=== Task input ===

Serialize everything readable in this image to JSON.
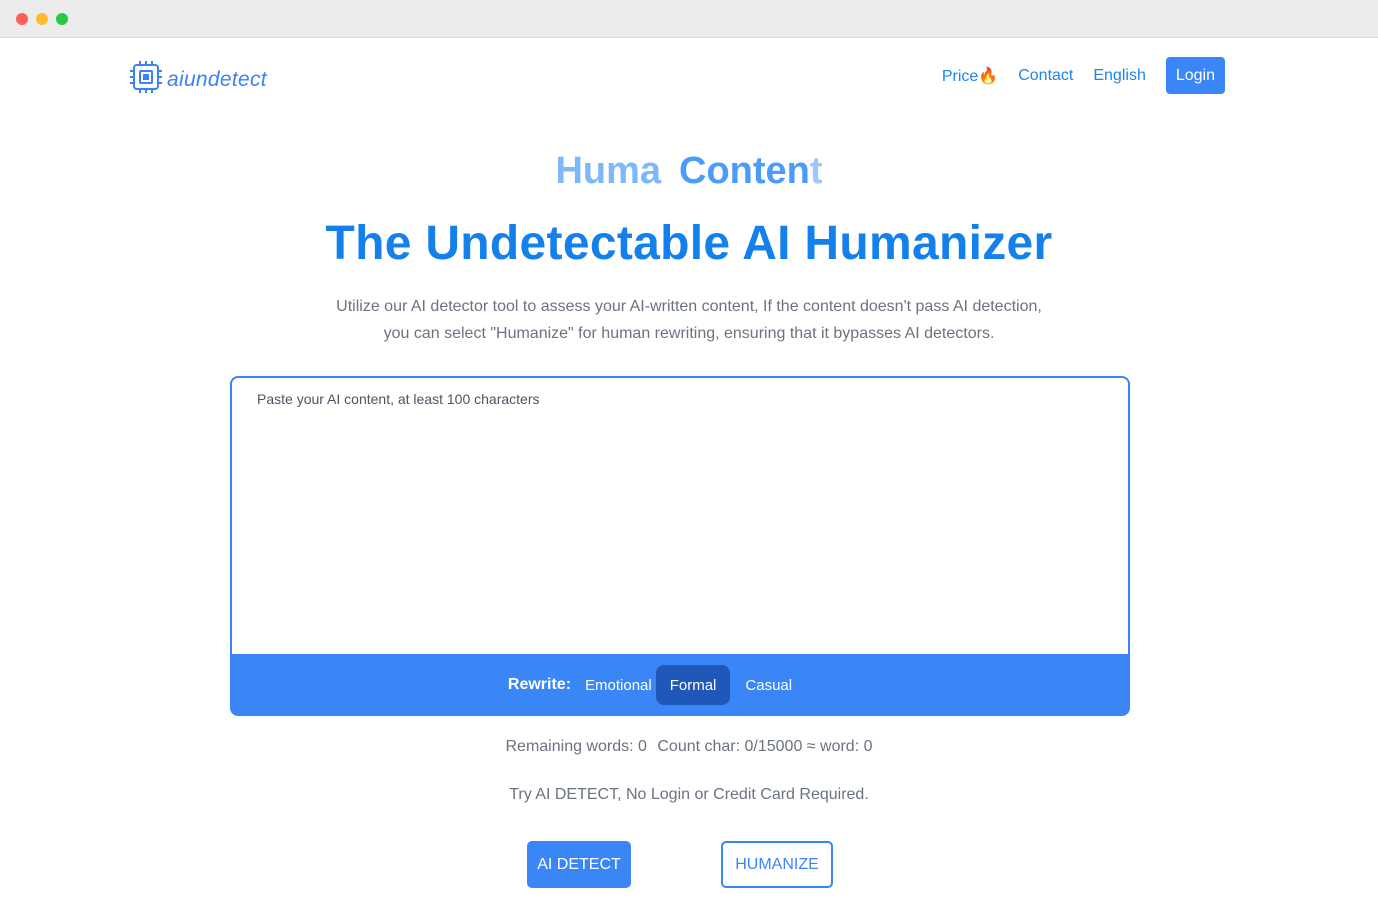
{
  "window": {
    "controls": [
      "close",
      "minimize",
      "maximize"
    ]
  },
  "brand": {
    "name": "aiundetect",
    "icon": "chip-icon",
    "color": "#3b82f6"
  },
  "nav": {
    "price_label": "Price",
    "price_icon": "🔥",
    "contact_label": "Contact",
    "language_label": "English",
    "login_label": "Login"
  },
  "hero": {
    "typing_word1": "Huma",
    "typing_word2_main": "Conten",
    "typing_word2_fade": "t",
    "headline": "The Undetectable AI Humanizer",
    "description": "Utilize our AI detector tool to assess your AI-written content, If the content doesn't pass AI detection, you can select \"Humanize\" for human rewriting, ensuring that it bypasses AI detectors."
  },
  "editor": {
    "placeholder": "Paste your AI content, at least 100 characters",
    "value": ""
  },
  "rewrite": {
    "label": "Rewrite:",
    "options": [
      "Emotional",
      "Formal",
      "Casual"
    ],
    "selected": "Formal"
  },
  "stats": {
    "remaining": "Remaining words: 0",
    "count": "Count char: 0/15000 ≈ word: 0"
  },
  "notice": "Try AI DETECT, No Login or Credit Card Required.",
  "actions": {
    "detect_label": "AI DETECT",
    "humanize_label": "HUMANIZE"
  },
  "colors": {
    "primary": "#3b86f7",
    "heading": "#1380ec",
    "active_option": "#1f58b8"
  }
}
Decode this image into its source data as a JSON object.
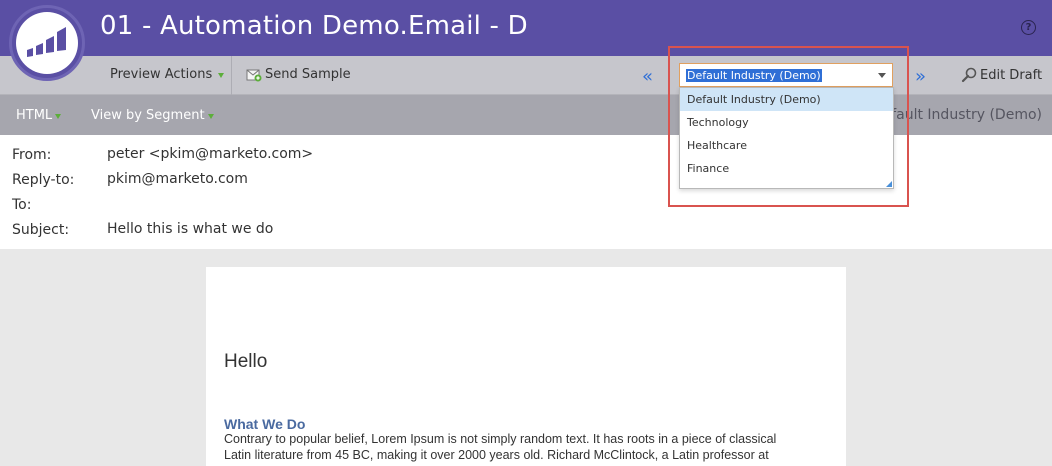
{
  "app": {
    "title": "01 - Automation Demo.Email - D",
    "help_icon": "?"
  },
  "toolbar": {
    "preview_actions": "Preview Actions",
    "send_sample": "Send Sample",
    "edit_draft": "Edit Draft"
  },
  "tabs": {
    "html": "HTML",
    "view_by_segment": "View by Segment",
    "segment_right": "Default Industry (Demo)"
  },
  "segment_select": {
    "selected": "Default Industry (Demo)",
    "options": [
      "Default Industry (Demo)",
      "Technology",
      "Healthcare",
      "Finance"
    ]
  },
  "email_header": {
    "from_label": "From:",
    "from_value": "peter <pkim@marketo.com>",
    "reply_label": "Reply-to:",
    "reply_value": "pkim@marketo.com",
    "to_label": "To:",
    "to_value": "",
    "subject_label": "Subject:",
    "subject_value": "Hello this is what we do"
  },
  "email_body": {
    "greeting": "Hello",
    "section_title": "What We Do",
    "paragraph_line1": "Contrary to popular belief, Lorem Ipsum is not simply random text. It has roots in a piece of classical",
    "paragraph_line2": "Latin literature from 45 BC, making it over 2000 years old. Richard McClintock, a Latin professor at"
  },
  "colors": {
    "brand": "#5a4fa4",
    "highlight": "#d9534f",
    "accent_blue": "#2f6fd6",
    "menu_arrow": "#5cae3a"
  }
}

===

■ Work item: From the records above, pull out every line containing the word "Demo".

■ Solution for this task:
    "title": "01 - Automation Demo.Email - D",
    "segment_right": "Default Industry (Demo)"
    "selected": "Default Industry (Demo)",
      "Default Industry (Demo)",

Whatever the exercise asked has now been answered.